Bullying and incivility remain the norm in nursing today despite efforts to raise awareness. Bullying is cyclical—people who were bullied often perpetuate the cycle by becoming bullies themselves. Experienced nurses bullied early in their career might continue the cycle by trying to “toughen up” the next generation of nurses. The mindset “If you can’t stand the heat, get out of the kitchen” will continue if nurses don’t work together to break the bullying cycle.
During nursing school, my instructor gave us a reading assignment about the prevalence of bullying in nursing. I was shocked reading the facts because I thought most nurses were by nature kind and nurturing. Shortly after graduating from an acute care new graduate program in Los Angeles, I experienced chronic bullying firsthand. At first I didn’t even realize I was being bullied; for months I thought my manager’s continual criticism and steady stream of write-ups were because of my own ineptitude. I beat myself up trying to improve, despite never receiving any type of action plan from my manager. Ultimately, I quit my position after suffering harsh psychological and physical effects from the bullying.
Bullying can include:
- A manager mimicking your shocked expression after telling you something.
- Another nurse constantly raising her voice at you in front of patients and staff even after you privately tell her how this behavior makes you feel.
- A supervisor secretly asking other nurses to report to her things you are doing wrong in order to write you up and “get rid of you.”
- Being threatened with further corrective action when you refuse to sign a document that contains inaccurate information.
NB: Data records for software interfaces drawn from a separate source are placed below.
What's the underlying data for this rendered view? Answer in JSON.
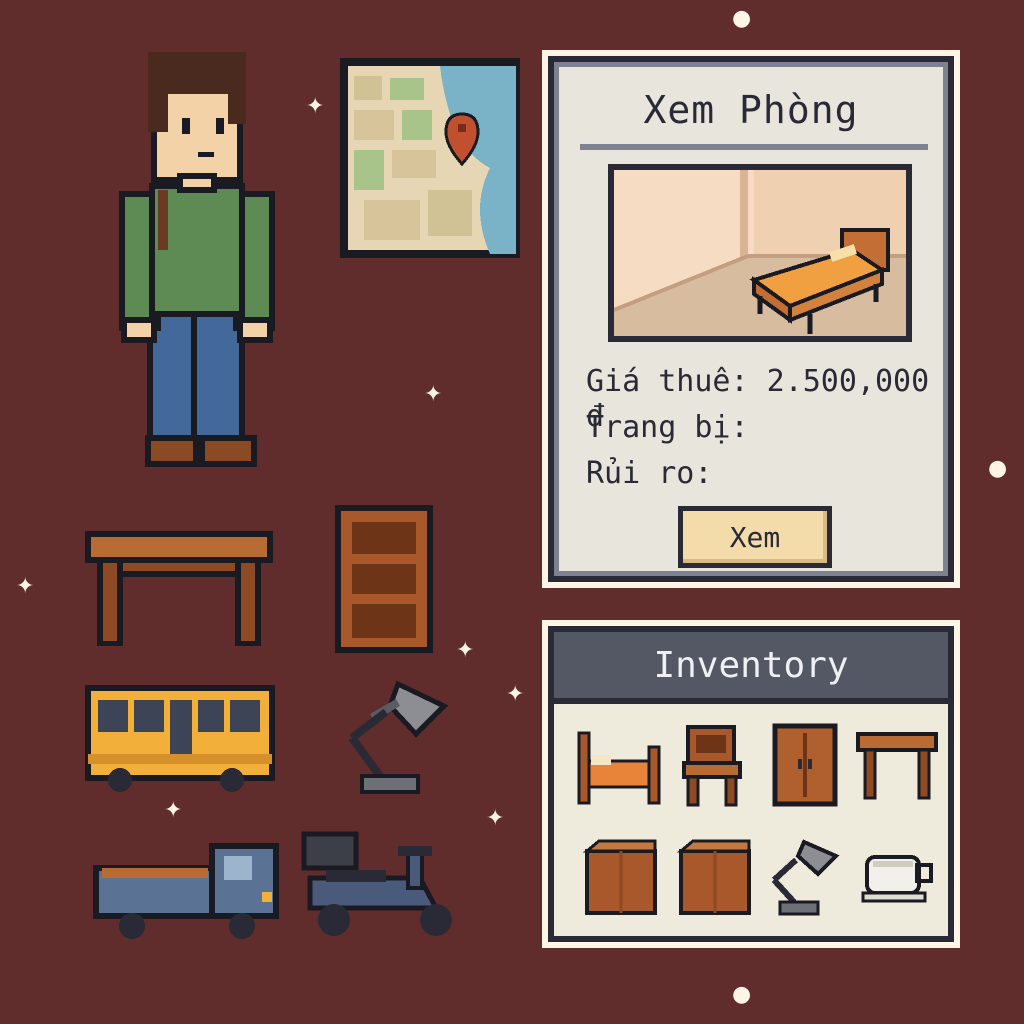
{
  "room_panel": {
    "title": "Xem Phòng",
    "price_label": "Giá thuê: 2.500,000 đ",
    "equipment_label": "Trang bị:",
    "risk_label": "Rủi ro:",
    "view_button": "Xem"
  },
  "inventory": {
    "title": "Inventory",
    "items": [
      "bed",
      "chair",
      "wardrobe",
      "table",
      "box",
      "box",
      "desk-lamp",
      "teacup"
    ]
  },
  "sprites": [
    "character",
    "city-map",
    "table",
    "bookshelf",
    "bus",
    "desk-lamp",
    "truck",
    "scooter"
  ],
  "colors": {
    "background": "#602c2c",
    "panel": "#e8e6dc",
    "panel_border": "#2a2a36",
    "button": "#f3dcaa",
    "inventory_header": "#545865",
    "wood": "#a8582a",
    "outline": "#fdf5e6"
  }
}
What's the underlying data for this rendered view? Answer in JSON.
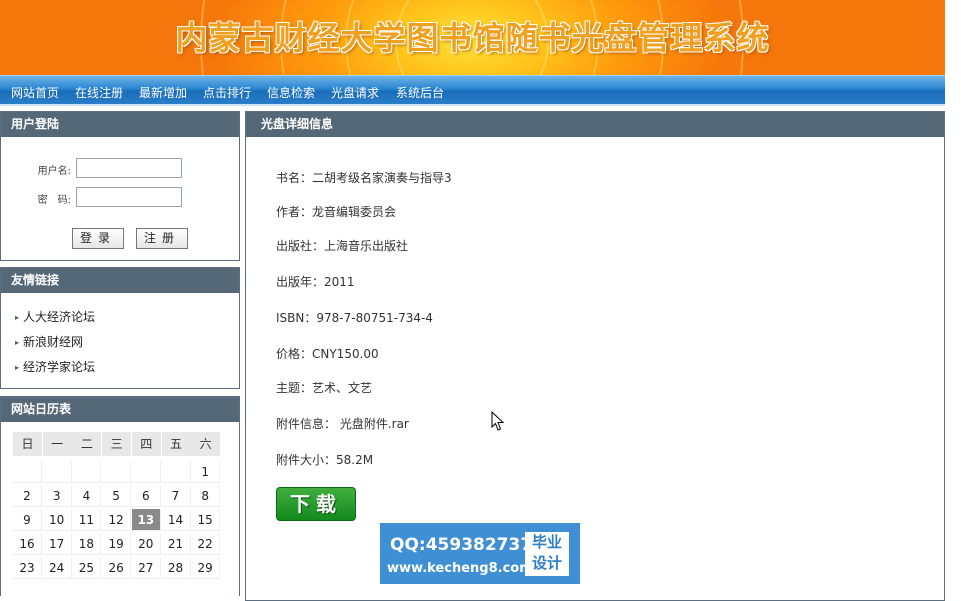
{
  "banner": {
    "title": "内蒙古财经大学图书馆随书光盘管理系统"
  },
  "nav": {
    "items": [
      "网站首页",
      "在线注册",
      "最新增加",
      "点击排行",
      "信息检索",
      "光盘请求",
      "系统后台"
    ]
  },
  "login": {
    "title": "用户登陆",
    "username_label": "用户名:",
    "password_label": "密　码:",
    "username_value": "",
    "password_value": "",
    "login_button": "登录",
    "register_button": "注册"
  },
  "links": {
    "title": "友情链接",
    "items": [
      "人大经济论坛",
      "新浪财经网",
      "经济学家论坛"
    ]
  },
  "calendar": {
    "title": "网站日历表",
    "weekdays": [
      "日",
      "一",
      "二",
      "三",
      "四",
      "五",
      "六"
    ],
    "weeks": [
      [
        "",
        "",
        "",
        "",
        "",
        "",
        "1"
      ],
      [
        "2",
        "3",
        "4",
        "5",
        "6",
        "7",
        "8"
      ],
      [
        "9",
        "10",
        "11",
        "12",
        "13",
        "14",
        "15"
      ],
      [
        "16",
        "17",
        "18",
        "19",
        "20",
        "21",
        "22"
      ],
      [
        "23",
        "24",
        "25",
        "26",
        "27",
        "28",
        "29"
      ]
    ],
    "today": "13"
  },
  "detail": {
    "title": "光盘详细信息",
    "book_name": "书名：二胡考级名家演奏与指导3",
    "author": "作者：龙音编辑委员会",
    "publisher": "出版社：上海音乐出版社",
    "year": "出版年：2011",
    "isbn": "ISBN：978-7-80751-734-4",
    "price": "价格：CNY150.00",
    "subject": "主题：艺术、文艺",
    "attachment": "附件信息：  光盘附件.rar",
    "size": "附件大小：58.2M",
    "download_button": "下载"
  },
  "watermark": {
    "qq": "QQ:459382737",
    "site": "www.kecheng8.com",
    "badge_line1": "毕业",
    "badge_line2": "设计"
  }
}
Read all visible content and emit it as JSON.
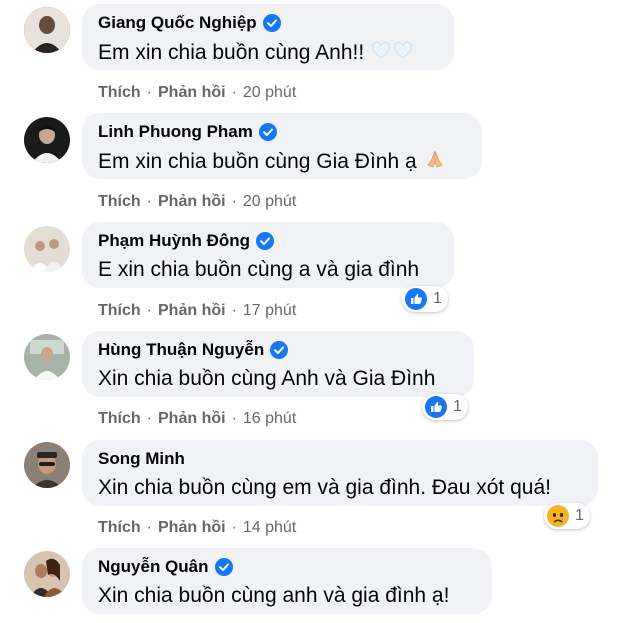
{
  "actions": {
    "like": "Thích",
    "reply": "Phản hồi"
  },
  "comments": [
    {
      "name": "Giang Quốc Nghiệp",
      "text": "Em xin chia buồn cùng Anh!!",
      "emoji": "🤍🤍",
      "time": "20 phút",
      "reaction": null,
      "avatar_color": "#3a2a24"
    },
    {
      "name": "Linh Phuong Pham",
      "text": "Em xin chia buồn cùng Gia Đình ạ",
      "emoji": "🙏",
      "time": "20 phút",
      "reaction": null,
      "avatar_color": "#1c1c1c"
    },
    {
      "name": "Phạm Huỳnh Đông",
      "text": "E xin chia buồn cùng a và gia đình",
      "emoji": "",
      "time": "17 phút",
      "reaction": {
        "type": "like-icon",
        "count": "1"
      },
      "avatar_color": "#c9b9a8"
    },
    {
      "name": "Hùng Thuận Nguyễn",
      "text": "Xin chia buồn cùng Anh và Gia Đình",
      "emoji": "",
      "time": "16 phút",
      "reaction": {
        "type": "like-icon",
        "count": "1"
      },
      "avatar_color": "#9aa49a"
    },
    {
      "name": "Song Minh",
      "text": "Xin chia buồn cùng em và gia đình. Đau xót quá!",
      "emoji": "",
      "time": "14 phút",
      "reaction": {
        "type": "sad-icon",
        "count": "1"
      },
      "avatar_color": "#4a4038"
    },
    {
      "name": "Nguyễn Quân",
      "text": "Xin chia buồn cùng anh và gia đình ạ!",
      "emoji": "",
      "time": "",
      "reaction": null,
      "avatar_color": "#8a5a3e"
    }
  ],
  "colors": {
    "verified": "#1877f2",
    "like": "#1877f2",
    "sad": "#f7b125",
    "bubble": "#f0f2f5",
    "meta": "#65676b"
  }
}
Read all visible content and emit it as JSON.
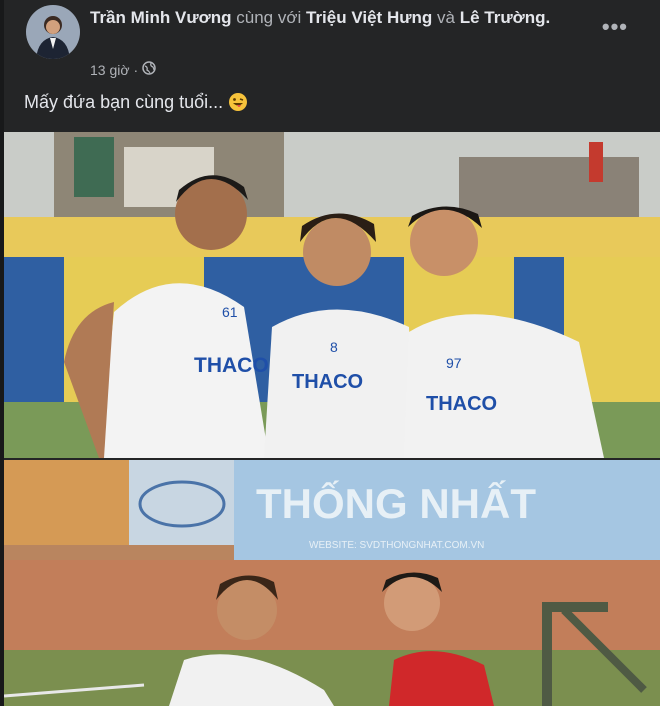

If you are being bullied, please know it’s not your fault. You are a valuable part of the nursing community. Becoming a nurse takes immense work and sacrifice, and each nurse adds his or her own unique attributes to this diverse profession. Be proactive by keeping a detailed written record with dates and times of all uncivil experiences. Try to talk to the bully alone and calmly explain how he or she is making you feel. If the bully refuses to listen, then professionally bring it up to management, human resources personnel, or your union representative.
If none of those actions curtails the bullying, don’t be ashamed to leave. It’s not worth your health and happiness to stay in an unhealthy situation. Change what you can but realize when you need to make your own health a priority. There are other nursing environments that would welcome your talent. I quickly landed a job at a Magnet®designated hospital with a healthy culture and supportive management, and I’m now much healthier and happier.
Here’s what all nurses can do to break the bullying cycle:
- Fight for zero-tolerance policies on bullying at your institution. (Many harassment and discrimination policies do not include this.)
- Be intentionally kind and patient with new nurses who are gaining experience.
- Be patient with older nurses who might get frustrated with technology and the rapid changes of healthcare.
- Continue your education and become the manager you wish you had when you were starting out.
- Stop automatically blaming the victim who tells you they are being bullied.
- Turn criticism into learning opportunities, teach instead of criticize, and nurture instead of belittle.
- Be brave. Don’t be afraid to speak up if you are being bullied, or to stand up for another nurse if you witness him or her being bullied.
The field of nursing will continue to grow and evolve to meet healthcare needs. As the profession grows, we have the opportunity to work to create a new culture of civility and make bullying a thing of the past. Change starts with you. Let’s break the bullying cycle.
Christina McDaniels is a staff nurse at Scripps Healthcare La Jolla and Green Hospitals in San Diego, California.